__ASSIGNMENT__.
Filter the data for "title" and copy matching lines.

__SUPPLIED INFORMATION__.

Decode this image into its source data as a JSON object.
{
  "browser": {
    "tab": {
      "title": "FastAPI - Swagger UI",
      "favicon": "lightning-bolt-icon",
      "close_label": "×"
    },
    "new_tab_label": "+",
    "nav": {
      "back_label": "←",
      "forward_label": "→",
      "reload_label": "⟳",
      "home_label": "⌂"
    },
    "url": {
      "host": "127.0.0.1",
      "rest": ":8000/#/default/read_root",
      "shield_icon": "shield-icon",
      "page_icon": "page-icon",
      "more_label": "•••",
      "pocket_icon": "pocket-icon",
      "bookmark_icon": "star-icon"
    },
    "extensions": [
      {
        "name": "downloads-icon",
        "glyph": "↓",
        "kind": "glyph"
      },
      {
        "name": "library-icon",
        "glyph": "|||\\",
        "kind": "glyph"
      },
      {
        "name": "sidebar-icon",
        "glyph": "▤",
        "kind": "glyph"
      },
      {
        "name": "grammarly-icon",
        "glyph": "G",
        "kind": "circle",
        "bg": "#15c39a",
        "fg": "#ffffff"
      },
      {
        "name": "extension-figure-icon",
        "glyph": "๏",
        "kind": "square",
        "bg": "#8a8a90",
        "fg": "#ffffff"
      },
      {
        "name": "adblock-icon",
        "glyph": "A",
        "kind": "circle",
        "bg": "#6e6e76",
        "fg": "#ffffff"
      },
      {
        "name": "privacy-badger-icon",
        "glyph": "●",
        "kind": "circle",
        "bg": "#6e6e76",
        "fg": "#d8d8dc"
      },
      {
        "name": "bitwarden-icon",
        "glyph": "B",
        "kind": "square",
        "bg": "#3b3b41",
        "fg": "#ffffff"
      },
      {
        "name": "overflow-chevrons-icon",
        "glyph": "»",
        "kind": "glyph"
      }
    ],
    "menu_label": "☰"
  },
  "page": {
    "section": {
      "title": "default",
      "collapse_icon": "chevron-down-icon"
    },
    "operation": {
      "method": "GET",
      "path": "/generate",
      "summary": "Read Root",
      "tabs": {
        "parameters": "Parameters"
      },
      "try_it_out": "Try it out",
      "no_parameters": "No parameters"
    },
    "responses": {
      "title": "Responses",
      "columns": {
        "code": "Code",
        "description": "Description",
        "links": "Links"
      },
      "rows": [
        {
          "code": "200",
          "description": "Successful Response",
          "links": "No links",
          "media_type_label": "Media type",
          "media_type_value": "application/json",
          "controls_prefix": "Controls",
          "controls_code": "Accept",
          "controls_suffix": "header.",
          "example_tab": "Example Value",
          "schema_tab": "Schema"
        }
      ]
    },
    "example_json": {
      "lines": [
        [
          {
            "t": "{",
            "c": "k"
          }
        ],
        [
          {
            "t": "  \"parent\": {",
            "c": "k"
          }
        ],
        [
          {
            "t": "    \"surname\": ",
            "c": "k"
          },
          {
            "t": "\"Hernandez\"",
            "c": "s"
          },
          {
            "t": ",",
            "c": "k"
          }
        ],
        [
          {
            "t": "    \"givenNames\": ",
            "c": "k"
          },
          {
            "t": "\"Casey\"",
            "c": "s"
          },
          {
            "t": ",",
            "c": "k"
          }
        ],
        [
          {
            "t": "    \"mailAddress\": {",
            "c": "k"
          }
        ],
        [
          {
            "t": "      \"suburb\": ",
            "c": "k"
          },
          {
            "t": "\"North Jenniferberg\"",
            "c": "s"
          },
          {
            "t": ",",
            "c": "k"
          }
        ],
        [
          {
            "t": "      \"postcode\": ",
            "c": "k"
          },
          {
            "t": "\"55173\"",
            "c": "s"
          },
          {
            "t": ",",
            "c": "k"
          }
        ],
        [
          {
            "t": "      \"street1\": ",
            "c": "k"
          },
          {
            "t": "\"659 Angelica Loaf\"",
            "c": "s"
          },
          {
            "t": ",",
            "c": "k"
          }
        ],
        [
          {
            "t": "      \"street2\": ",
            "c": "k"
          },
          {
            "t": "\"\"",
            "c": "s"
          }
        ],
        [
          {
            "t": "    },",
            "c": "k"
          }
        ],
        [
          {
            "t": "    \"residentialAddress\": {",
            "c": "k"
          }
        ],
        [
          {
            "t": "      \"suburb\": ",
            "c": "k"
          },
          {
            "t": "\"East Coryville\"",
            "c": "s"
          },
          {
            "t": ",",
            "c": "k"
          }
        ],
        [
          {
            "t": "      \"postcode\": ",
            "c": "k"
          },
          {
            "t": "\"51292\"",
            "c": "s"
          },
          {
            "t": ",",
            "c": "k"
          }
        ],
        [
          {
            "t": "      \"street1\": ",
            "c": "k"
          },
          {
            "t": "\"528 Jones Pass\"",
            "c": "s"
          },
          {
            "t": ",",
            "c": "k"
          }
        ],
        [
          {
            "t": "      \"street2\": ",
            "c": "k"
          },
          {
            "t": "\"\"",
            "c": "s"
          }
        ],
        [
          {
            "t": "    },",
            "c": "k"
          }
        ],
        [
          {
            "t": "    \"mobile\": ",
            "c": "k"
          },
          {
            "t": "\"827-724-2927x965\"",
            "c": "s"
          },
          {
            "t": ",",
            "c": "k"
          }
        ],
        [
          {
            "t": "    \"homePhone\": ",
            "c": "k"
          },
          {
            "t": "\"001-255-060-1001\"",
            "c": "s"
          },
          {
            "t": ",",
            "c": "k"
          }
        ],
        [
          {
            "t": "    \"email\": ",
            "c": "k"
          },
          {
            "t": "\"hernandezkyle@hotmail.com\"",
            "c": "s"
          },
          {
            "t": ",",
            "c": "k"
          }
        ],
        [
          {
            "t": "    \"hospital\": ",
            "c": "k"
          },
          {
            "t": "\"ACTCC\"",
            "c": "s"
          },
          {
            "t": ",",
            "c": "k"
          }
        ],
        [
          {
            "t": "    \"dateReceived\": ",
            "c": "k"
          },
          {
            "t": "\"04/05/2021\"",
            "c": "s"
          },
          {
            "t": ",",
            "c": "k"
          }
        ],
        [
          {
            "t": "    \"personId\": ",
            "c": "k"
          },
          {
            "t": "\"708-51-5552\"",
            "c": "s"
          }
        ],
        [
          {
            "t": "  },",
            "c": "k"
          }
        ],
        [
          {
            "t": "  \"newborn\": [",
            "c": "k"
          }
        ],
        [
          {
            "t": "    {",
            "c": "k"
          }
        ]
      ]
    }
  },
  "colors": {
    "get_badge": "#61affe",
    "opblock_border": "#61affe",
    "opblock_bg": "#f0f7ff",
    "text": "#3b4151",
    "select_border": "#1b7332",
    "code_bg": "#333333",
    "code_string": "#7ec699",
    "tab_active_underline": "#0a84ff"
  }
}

__RESULT__.
      "title": "FastAPI - Swagger UI",
      "title": "default",
      "title": "Responses",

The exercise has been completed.